Bush urges offshore drilling
President Bush, seeking to put political pressure on the Democratic-run Congress in an election year plagued by soaring gasoline prices, called Wednesday for lifting federal bans on offshore oil drilling and other measures to boost oil production.
“For many Americans, there is no more pressing concern than the price of gasoline,” Bush said.
The president -- who faces opposition in Congress for his proposals to drill offshore and in the Arctic National Wildlife Refuge, as well as to the leasing of Western federal lands for extraction of oil from shale -- hopes to leverage the rising price of gas to get Congress to budge before election day.
“There is no excuse for delay,” Bush said, acknowledging that it would take years for any of his proposals to pump new oil into the U.S. economy. “It’s time to move swiftly.”
Sen. John McCain of Arizona, the Republican Party’s presumptive presidential nominee, spoke out a day before in calling for an easing of the offshore drilling ban.
Sen. Barack Obama of Illinois, the Democrats’ presumptive nominee, supports the moratorium.
Conservation groups say long-term solutions lie with the development of alternative fuels rather than drilling for more oil.
Cindy Shogan, executive director of the Alaska Wilderness League, likened Bush’s speech to “fuel mongering” and suggested that his entreaty to open the arctic refuge left out key facts in an effort to manipulate public opinion.
“What he failed to mention was data released recently by his own Department of Energy that shows, unequivocally, that drilling in the arctic refuge will have no effect on today’s high gas prices,” Shogan said. “At peak production, two decades from now, the amount of oil speculated to be available in the refuge would lower gas prices by less than 4 cents a gallon.
“Basically, the president wants to destroy one of our last pristine wilderness places to save us a few pennies 20 years from now.”
Bush said Wednesday that in the short term, the U.S. economy would continue to rely on oil, and he attacked Congress for blocking his repeated calls for drilling in the Arctic.
“Unfortunately, Democrats on Capitol Hill have rejected every proposal,” said Bush, flanked by his Energy and Interior secretaries in the White House Rose Garden. “And Americans are paying the price at the pump.”

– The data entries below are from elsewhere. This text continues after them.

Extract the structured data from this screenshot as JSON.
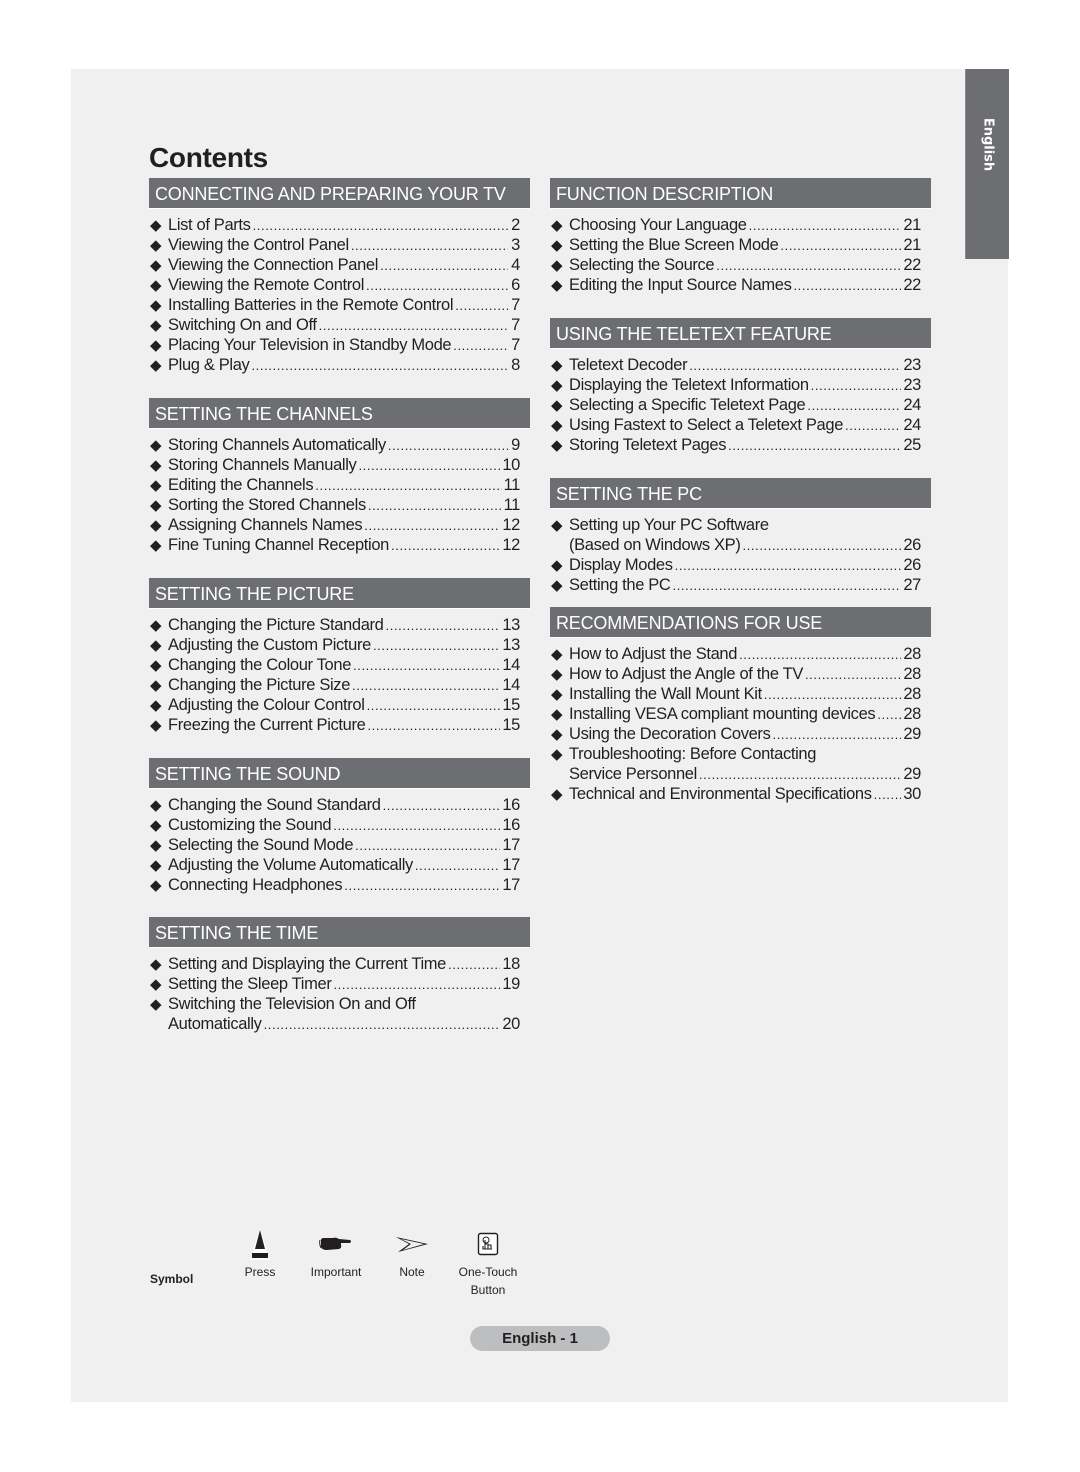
{
  "page_title": "Contents",
  "language_tab": "English",
  "left_column": [
    {
      "header": "CONNECTING AND PREPARING YOUR TV",
      "entries": [
        {
          "label": "List of Parts",
          "page": "2"
        },
        {
          "label": "Viewing the Control Panel",
          "page": "3"
        },
        {
          "label": "Viewing the Connection Panel",
          "page": "4"
        },
        {
          "label": "Viewing the Remote Control",
          "page": "6"
        },
        {
          "label": "Installing Batteries in the Remote Control",
          "page": "7"
        },
        {
          "label": "Switching On and Off",
          "page": "7"
        },
        {
          "label": "Placing Your Television in Standby Mode",
          "page": "7"
        },
        {
          "label": "Plug & Play",
          "page": "8"
        }
      ]
    },
    {
      "header": "SETTING THE CHANNELS",
      "entries": [
        {
          "label": "Storing Channels Automatically",
          "page": "9"
        },
        {
          "label": "Storing Channels Manually",
          "page": "10"
        },
        {
          "label": "Editing the Channels",
          "page": "11"
        },
        {
          "label": "Sorting the Stored Channels",
          "page": "11"
        },
        {
          "label": "Assigning Channels Names",
          "page": "12"
        },
        {
          "label": "Fine Tuning Channel Reception",
          "page": "12"
        }
      ]
    },
    {
      "header": "SETTING THE PICTURE",
      "entries": [
        {
          "label": "Changing the Picture Standard",
          "page": "13"
        },
        {
          "label": "Adjusting the Custom Picture",
          "page": "13"
        },
        {
          "label": "Changing the Colour Tone",
          "page": "14"
        },
        {
          "label": "Changing the Picture Size",
          "page": "14"
        },
        {
          "label": "Adjusting the Colour Control",
          "page": "15"
        },
        {
          "label": "Freezing the Current Picture",
          "page": "15"
        }
      ]
    },
    {
      "header": "SETTING THE SOUND",
      "entries": [
        {
          "label": "Changing the Sound Standard",
          "page": "16"
        },
        {
          "label": "Customizing the Sound",
          "page": "16"
        },
        {
          "label": "Selecting the Sound Mode",
          "page": "17"
        },
        {
          "label": "Adjusting the Volume Automatically",
          "page": "17"
        },
        {
          "label": "Connecting Headphones",
          "page": "17"
        }
      ]
    },
    {
      "header": "SETTING THE TIME",
      "entries": [
        {
          "label": "Setting and Displaying the Current Time",
          "page": "18"
        },
        {
          "label": "Setting the Sleep Timer",
          "page": "19"
        },
        {
          "label": "Switching the Television On and Off",
          "continuation": "Automatically",
          "page": "20"
        }
      ]
    }
  ],
  "right_column": [
    {
      "header": "FUNCTION DESCRIPTION",
      "entries": [
        {
          "label": "Choosing Your Language",
          "page": "21"
        },
        {
          "label": "Setting the Blue Screen Mode",
          "page": "21"
        },
        {
          "label": "Selecting the Source",
          "page": "22"
        },
        {
          "label": "Editing the Input Source Names",
          "page": "22"
        }
      ]
    },
    {
      "header": "USING THE TELETEXT FEATURE",
      "entries": [
        {
          "label": "Teletext Decoder",
          "page": "23"
        },
        {
          "label": "Displaying the Teletext Information",
          "page": "23"
        },
        {
          "label": "Selecting a Specific Teletext Page",
          "page": "24"
        },
        {
          "label": "Using Fastext to Select a Teletext Page",
          "page": "24"
        },
        {
          "label": "Storing Teletext Pages",
          "page": "25"
        }
      ]
    },
    {
      "header": "SETTING THE PC",
      "entries": [
        {
          "label": "Setting up Your PC Software",
          "continuation": "(Based on Windows XP)",
          "page": "26"
        },
        {
          "label": "Display Modes",
          "page": "26"
        },
        {
          "label": "Setting the PC",
          "page": "27"
        }
      ]
    },
    {
      "header": "RECOMMENDATIONS FOR USE",
      "entries": [
        {
          "label": "How to Adjust the Stand",
          "page": "28"
        },
        {
          "label": "How to Adjust the Angle of the TV",
          "page": "28"
        },
        {
          "label": "Installing the Wall Mount Kit",
          "page": "28"
        },
        {
          "label": "Installing VESA compliant mounting devices",
          "page": "28"
        },
        {
          "label": "Using the Decoration Covers",
          "page": "29"
        },
        {
          "label": "Troubleshooting: Before Contacting",
          "continuation": "Service Personnel",
          "page": "29"
        },
        {
          "label": "Technical and Environmental Specifications",
          "page": "30"
        }
      ]
    }
  ],
  "legend": {
    "title": "Symbol",
    "items": [
      {
        "icon": "press-icon",
        "label": "Press"
      },
      {
        "icon": "pointing-hand-icon",
        "label": "Important"
      },
      {
        "icon": "arrow-note-icon",
        "label": "Note"
      },
      {
        "icon": "one-touch-button-icon",
        "label": "One-Touch",
        "label2": "Button"
      }
    ]
  },
  "footer": "English - 1",
  "colors": {
    "page_background": "#eff0ef",
    "header_background": "#6d6e71",
    "header_text": "#ffffff",
    "body_text": "#231f20",
    "footer_pill": "#bdbec0"
  }
}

Since the early 1980s, Congress has banned oil drilling on most of the outer continental shelf, including regions of the Gulf of Mexico close to Florida and regions off California, because of the damage that oil spills could wreak on the environment and beaches that serve as the engine for tourist-driven economies.
And last year, the White House said, Congress added to a spending bill a ban on the leasing of federal lands for oil-shale exploration -- a ban, Bush said, that Congress can just as easily lift.
For some time, Bush has also been pressing for alternative energy sources as a solution to America’s “addiction to oil,” which he highlighted in a State of the Union address.
“The president says we are addicted to oil, and yet all he and McCain offer is a bigger needle,” said Warner Chabot, vice president of the Ocean Conservancy in San Francisco. “They are focused on supply when they should be focused on reducing demand.”
The Energy Information Administration said that opening access to undersea oil fields “in the Pacific, Atlantic and eastern Gulf regions would not have a significant impact on crude oil and natural gas production or prices before 2030.” Drilling in domestic waters off all the coasts except Alaska’s would increase annual production from 2.2 million barrels a day to 2.4 million barrels a day, the agency estimates.
The four-point plan proposed by Bush would:
* Increase access to the outer continental shelf, which has been off-limits since 1981. With the advent of technology that can make drilling less risky to the environment, Bush says, the moratorium is “outdated and counterproductive.” If Congress lifts the moratorium, he says, he will lift an executive prohibition.
* Encourage the extraction of oil from shale in the West -- which holds as much potential for oil, 18 billion barrels, as the offshore drilling proposal. This amounts to nearly three decades of oil imports from Saudi Arabia, the White House says.
* Permit drilling in the Arctic National Wildlife Refuge, which President Clinton vetoed and Democratic leaders oppose. This could offer 10 billion barrels of oil, equal to two decades of Saudi imports, according to the White House.
* Expand oil refineries in the U.S., where a refinery has not been built for three decades. Bush proposes regulatory reforms that could remove barriers to refinery construction -- namely public opposition. He proposes that any appeal of a federal permit for refinery expansion must be filed in federal court within 60 days.
Los Angeles Times staff writer Kenneth R. Weiss contributed to this report.